All Wikipedia lede true. But Lewis, unlike many self-described ‘radicals,’ was not content to rail against both political parties as ‘establishment pawns’ and call it a day. He understood that the most powerful role he could play in support of the causes he embraced was to run for congress and become a force on the inside for making the Democratic Party, as well as America, better. As Zeitz writes,

But radicalism is only one half of Lewis’ legacy. The other half is how Lewis, along with other movement activists who later held elective office—Andrew Young, Marion Barry, James Clyburn, Julian Bond, to name just a few—took his radicalism inside the establishment, forever changing the character of the Democratic Party and, with it, the political direction of America itself. They made civil rights an unnegotiable strain of the party’s DNA and built Black-led political organizations of a sort unknown since the heyday of Reconstruction.

One might well ask if electoral politics tamed the radicalism of movement leaders like Lewis. But the more important question is how those leaders transformed partisan politics and gave birth to a new Democratic Party positioned for long-term success in a diverse 21st-century America.

Zeitz goes on to share highlights of Lewis’s heroic story and eloquent messaging, which still resonates with blazing moral authority. He explains how the Civil Rights Movement continued to  transform the Democratic Party as a force for racial justice.

In 1977, a nationwide survey of Black mayors, city council members and state representatives found that 20 percent had been involved with community action programs in the prior decade, while many others worked or volunteered with a broader range of Great Society initiatives. Lewis’ trajectory—from civil rights leader to community organizer to the Atlanta City Council and then to Congress—was in many ways typical of this journey. In effect, the civil rights movement ported its radicalism into the Democratic Party and used politics as a base to build more permanent political power for Black Americans on school boards, in statehouses and city halls and in Congress…The civil rights movement impressed on Lewis and many of his compatriots the idea that politics is the most powerful vehicle of change. Once he adopted that belief, he never looked back.

None of this is to say that electoral politics is the only worthy career for left activists. On the contrary, most genuine radicals – those who sincerely seek fundamental social and economic reform, as opposed to venting pent-up political anger – can find unlimited opportunities to engage in transformational social change and community service projects outside the political arena.
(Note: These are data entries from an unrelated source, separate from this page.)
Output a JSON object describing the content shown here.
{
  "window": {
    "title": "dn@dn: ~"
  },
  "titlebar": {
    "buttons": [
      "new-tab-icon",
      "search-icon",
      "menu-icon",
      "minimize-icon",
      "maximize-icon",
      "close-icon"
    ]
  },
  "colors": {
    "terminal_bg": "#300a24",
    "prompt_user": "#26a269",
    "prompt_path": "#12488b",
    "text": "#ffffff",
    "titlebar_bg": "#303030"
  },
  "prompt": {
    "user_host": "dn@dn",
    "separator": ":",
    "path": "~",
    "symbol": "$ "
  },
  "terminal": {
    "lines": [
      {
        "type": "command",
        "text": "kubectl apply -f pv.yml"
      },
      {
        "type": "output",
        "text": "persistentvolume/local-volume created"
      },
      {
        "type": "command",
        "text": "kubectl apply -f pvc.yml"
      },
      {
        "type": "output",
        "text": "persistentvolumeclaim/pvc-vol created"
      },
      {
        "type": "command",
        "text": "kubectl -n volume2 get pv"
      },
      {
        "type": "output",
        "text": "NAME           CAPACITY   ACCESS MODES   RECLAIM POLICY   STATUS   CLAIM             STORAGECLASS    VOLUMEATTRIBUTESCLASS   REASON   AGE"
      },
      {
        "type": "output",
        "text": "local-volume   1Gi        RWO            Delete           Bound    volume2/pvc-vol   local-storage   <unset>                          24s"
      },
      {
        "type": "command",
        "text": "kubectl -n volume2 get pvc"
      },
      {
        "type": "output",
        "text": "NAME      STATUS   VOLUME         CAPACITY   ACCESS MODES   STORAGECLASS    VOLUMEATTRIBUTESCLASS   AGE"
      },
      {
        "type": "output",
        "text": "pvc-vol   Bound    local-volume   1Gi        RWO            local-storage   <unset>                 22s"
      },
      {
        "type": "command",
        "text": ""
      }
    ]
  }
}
Yet, Americans and the Democratic Party should be grateful that Civil Rights Movement veterans like John Lewis and Andrew Young understood that there can be no lasting social change without energetic political engagement. Thus many of the Movement’s veterans became candidates, campaign workers, staff members, voting rights and voter registration activsts, citizen lobbyists, petitioners, and always – voters.

Zeitz notes, “Today, as a rising generation of activists take to the streets—literally pursuing a “scorched earth policy” in some cases, by toppling the statues of Confederate heroes—Lewis and his generation offer a road map.” Of course Lewis was not into vigilante destruction of public property. Like other well-trained nonviolent activists, he understood that the most efective way to change such public monuments was through the legislative process – the city councils, county commissions, state legislatures and other legislative decision-makers, so the public could be educated and backlash avoided.

Zeitz concludes, “Before he was widely cherished as the elder statesman of a popular movement, Lewis helped effect change in a nation resistant to upending its long-standing racial order, and then brought his radical brand of politics into the political system itself.” May his example inspire generations of young activists to do likewise.